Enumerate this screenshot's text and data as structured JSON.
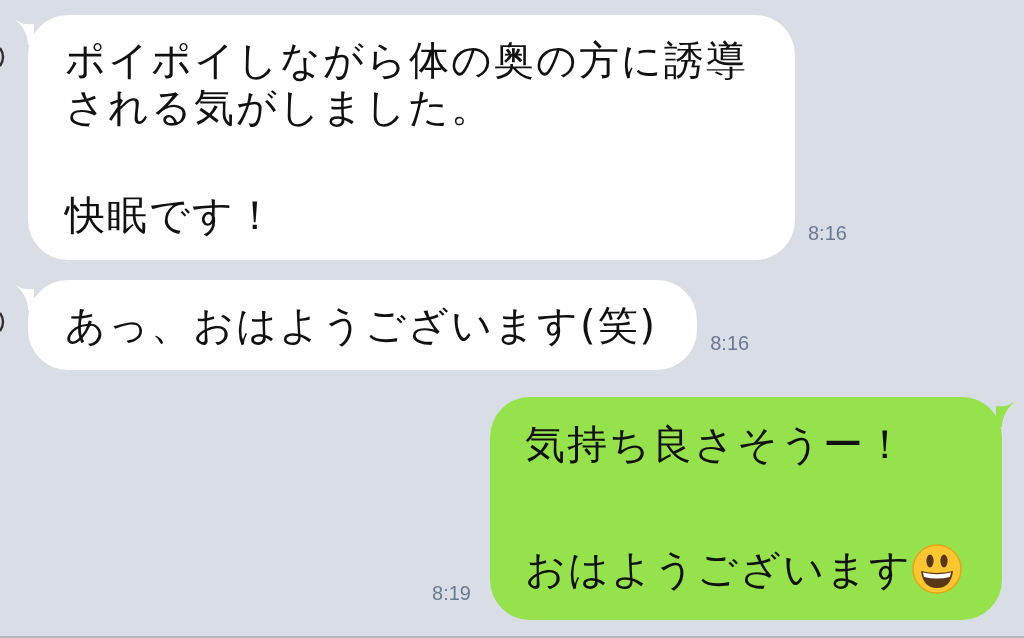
{
  "messages": [
    {
      "kind": "received",
      "paragraphs": [
        "ポイポイしながら体の奥の方に誘導される気がしました。",
        "快眠です！"
      ],
      "emoji": false,
      "time": "8:16"
    },
    {
      "kind": "received",
      "paragraphs": [
        "あっ、おはようございます(笑)"
      ],
      "emoji": false,
      "time": "8:16"
    },
    {
      "kind": "sent",
      "paragraphs": [
        "気持ち良さそうー！",
        "おはようございます"
      ],
      "emoji": true,
      "time": "8:19"
    }
  ]
}
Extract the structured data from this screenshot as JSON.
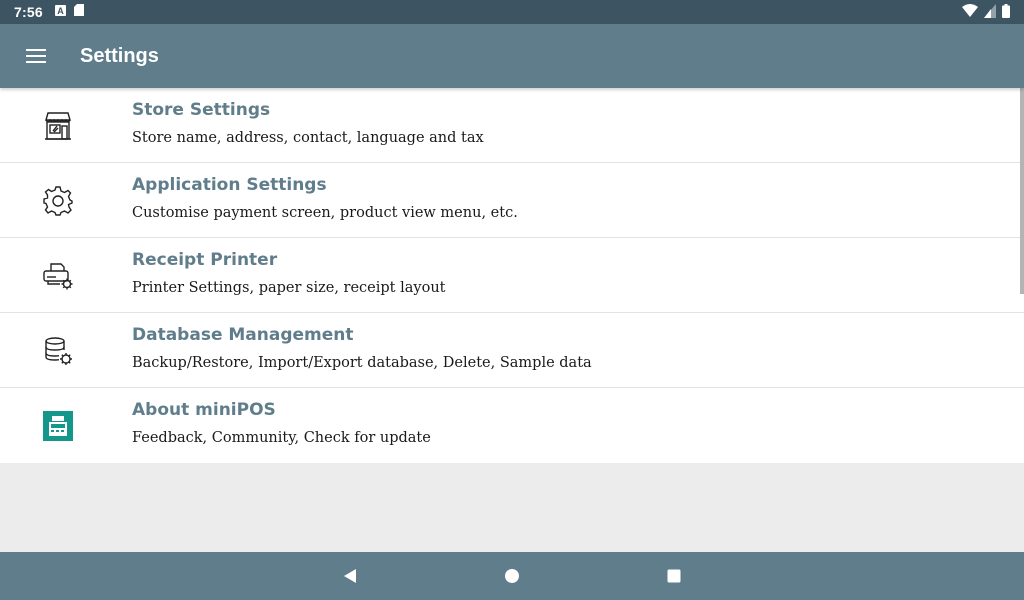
{
  "status_bar": {
    "time": "7:56",
    "left_icons": [
      "a-notification-icon",
      "sd-card-icon"
    ],
    "right_icons": [
      "wifi-icon",
      "signal-icon",
      "battery-icon"
    ]
  },
  "app_bar": {
    "menu_icon": "hamburger-menu-icon",
    "title": "Settings",
    "color": "#607d8b"
  },
  "settings": {
    "items": [
      {
        "icon": "store-icon",
        "title": "Store Settings",
        "subtitle": "Store name, address, contact, language and tax"
      },
      {
        "icon": "gear-icon",
        "title": "Application Settings",
        "subtitle": "Customise payment screen, product view menu, etc."
      },
      {
        "icon": "printer-icon",
        "title": "Receipt Printer",
        "subtitle": "Printer Settings, paper size, receipt layout"
      },
      {
        "icon": "database-icon",
        "title": "Database Management",
        "subtitle": "Backup/Restore, Import/Export database, Delete, Sample data"
      },
      {
        "icon": "minipos-app-icon",
        "title": "About miniPOS",
        "subtitle": "Feedback, Community, Check for update"
      }
    ]
  },
  "nav_bar": {
    "buttons": [
      "back-icon",
      "home-icon",
      "recents-icon"
    ]
  }
}
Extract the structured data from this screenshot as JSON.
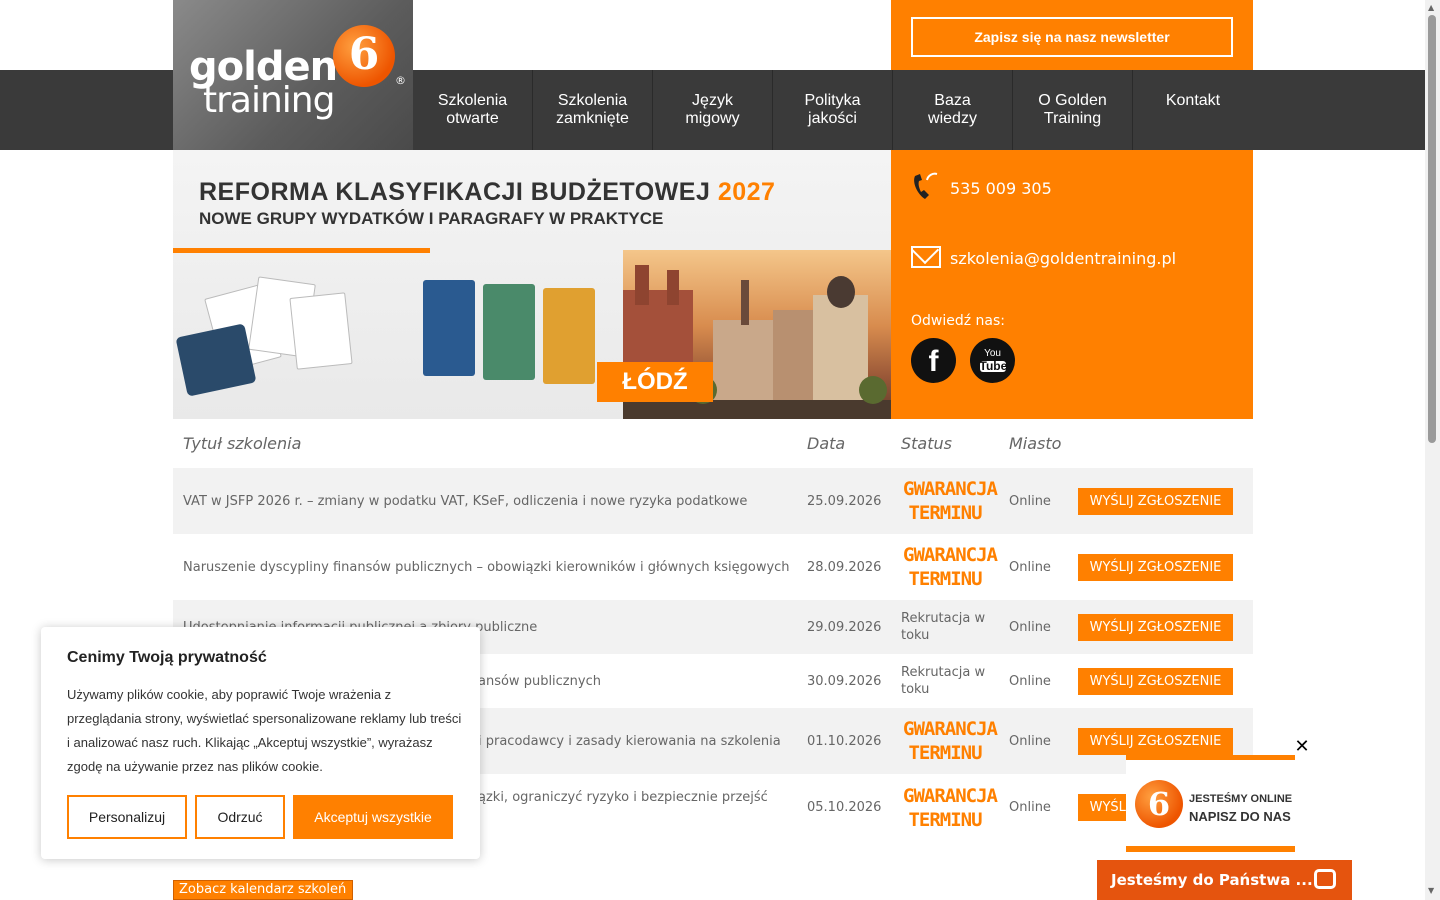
{
  "header": {
    "logo_line1": "golden",
    "logo_line2": "training",
    "logo_badge": "6",
    "logo_reg": "®",
    "newsletter_label": "Zapisz się na nasz newsletter"
  },
  "nav": {
    "items": [
      {
        "line1": "Szkolenia",
        "line2": "otwarte"
      },
      {
        "line1": "Szkolenia",
        "line2": "zamknięte"
      },
      {
        "line1": "Język",
        "line2": "migowy"
      },
      {
        "line1": "Polityka",
        "line2": "jakości"
      },
      {
        "line1": "Baza",
        "line2": "wiedzy"
      },
      {
        "line1": "O Golden",
        "line2": "Training"
      },
      {
        "line1": "Kontakt",
        "line2": ""
      }
    ]
  },
  "banner": {
    "title": "REFORMA KLASYFIKACJI BUDŻETOWEJ",
    "year": "2027",
    "subtitle": "NOWE GRUPY WYDATKÓW I PARAGRAFY W PRAKTYCE",
    "city": "ŁÓDŹ"
  },
  "contact": {
    "phone": "535 009 305",
    "email": "szkolenia@goldentraining.pl",
    "visit_label": "Odwiedź nas:",
    "facebook_glyph": "f",
    "youtube_you": "You",
    "youtube_tube": "Tube"
  },
  "table": {
    "headers": {
      "title": "Tytuł szkolenia",
      "date": "Data",
      "status": "Status",
      "city": "Miasto"
    },
    "rows": [
      {
        "title": "VAT w JSFP 2026 r. – zmiany w podatku VAT, KSeF, odliczenia i nowe ryzyka podatkowe",
        "date": "25.09.2026",
        "status": "",
        "city": "Online",
        "action": "WYŚLIJ ZGŁOSZENIE"
      },
      {
        "title": "Naruszenie dyscypliny finansów publicznych – obowiązki kierowników i głównych księgowych",
        "date": "28.09.2026",
        "status": "",
        "city": "Online",
        "action": "WYŚLIJ ZGŁOSZENIE"
      },
      {
        "title": "Udostępnianie informacji publicznej a zbiory publiczne",
        "date": "29.09.2026",
        "status": "Rekrutacja w toku",
        "city": "Online",
        "action": "WYŚLIJ ZGŁOSZENIE"
      },
      {
        "title": "ansów publicznych",
        "date": "30.09.2026",
        "status": "Rekrutacja w toku",
        "city": "Online",
        "action": "WYŚLIJ ZGŁOSZENIE"
      },
      {
        "title": "i pracodawcy i zasady kierowania na szkolenia",
        "date": "01.10.2026",
        "status": "",
        "city": "Online",
        "action": "WYŚLIJ ZGŁOSZENIE"
      },
      {
        "title": "ązki, ograniczyć ryzyko i bezpiecznie przejść",
        "date": "05.10.2026",
        "status": "",
        "city": "Online",
        "action": "WYŚLIJ ZGŁOSZENIE"
      }
    ],
    "guarantee_line1": "GWARANCJA",
    "guarantee_line2": "TERMINU"
  },
  "calendar_btn": "Zobacz kalendarz szkoleń",
  "cookie": {
    "title": "Cenimy Twoją prywatność",
    "text": "Używamy plików cookie, aby poprawić Twoje wrażenia z przeglądania strony, wyświetlać spersonalizowane reklamy lub treści i analizować nasz ruch. Klikając „Akceptuj wszystkie”, wyrażasz zgodę na używanie przez nas plików cookie.",
    "btn_personalize": "Personalizuj",
    "btn_reject": "Odrzuć",
    "btn_accept": "Akceptuj wszystkie"
  },
  "chat": {
    "line1": "JESTEŚMY ONLINE",
    "line2": "NAPISZ DO NAS",
    "close": "✕",
    "bar_label": "Jesteśmy do Państwa ..."
  },
  "colors": {
    "accent": "#ff8000",
    "nav_bg": "#3a3a3a"
  }
}
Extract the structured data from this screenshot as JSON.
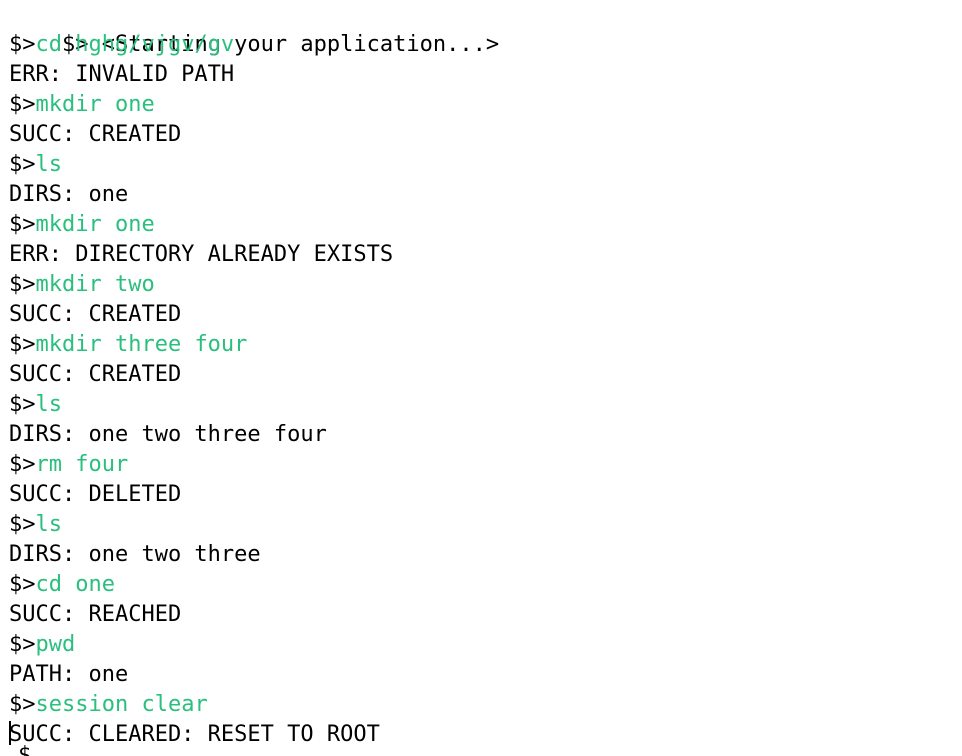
{
  "colors": {
    "background": "#ffffff",
    "text": "#000000",
    "command": "#2bbf7e"
  },
  "terminal": {
    "prompt": "$>",
    "banner": " <Starting your application...>",
    "entries": [
      {
        "command": "cd hghg/vjgv/gv",
        "output": "ERR: INVALID PATH"
      },
      {
        "command": "mkdir one",
        "output": "SUCC: CREATED"
      },
      {
        "command": "ls",
        "output": "DIRS: one"
      },
      {
        "command": "mkdir one",
        "output": "ERR: DIRECTORY ALREADY EXISTS"
      },
      {
        "command": "mkdir two",
        "output": "SUCC: CREATED"
      },
      {
        "command": "mkdir three four",
        "output": "SUCC: CREATED"
      },
      {
        "command": "ls",
        "output": "DIRS: one two three four"
      },
      {
        "command": "rm four",
        "output": "SUCC: DELETED"
      },
      {
        "command": "ls",
        "output": "DIRS: one two three"
      },
      {
        "command": "cd one",
        "output": "SUCC: REACHED"
      },
      {
        "command": "pwd",
        "output": "PATH: one"
      },
      {
        "command": "session clear",
        "output": "SUCC: CLEARED: RESET TO ROOT"
      }
    ],
    "final_prompt": "$"
  }
}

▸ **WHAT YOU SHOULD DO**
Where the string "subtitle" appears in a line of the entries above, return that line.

▸ **SOLUTION TO THE EXERCISE**
        "subtitle": "Store name, address, contact, language and tax"
        "subtitle": "Customise payment screen, product view menu, etc."
        "subtitle": "Printer Settings, paper size, receipt layout"
        "subtitle": "Backup/Restore, Import/Export database, Delete, Sample data"
        "subtitle": "Feedback, Community, Check for update"
    "subtitle": "NOWE GRUPY WYDATKÓW I PARAGRAFY W PRAKTYCE",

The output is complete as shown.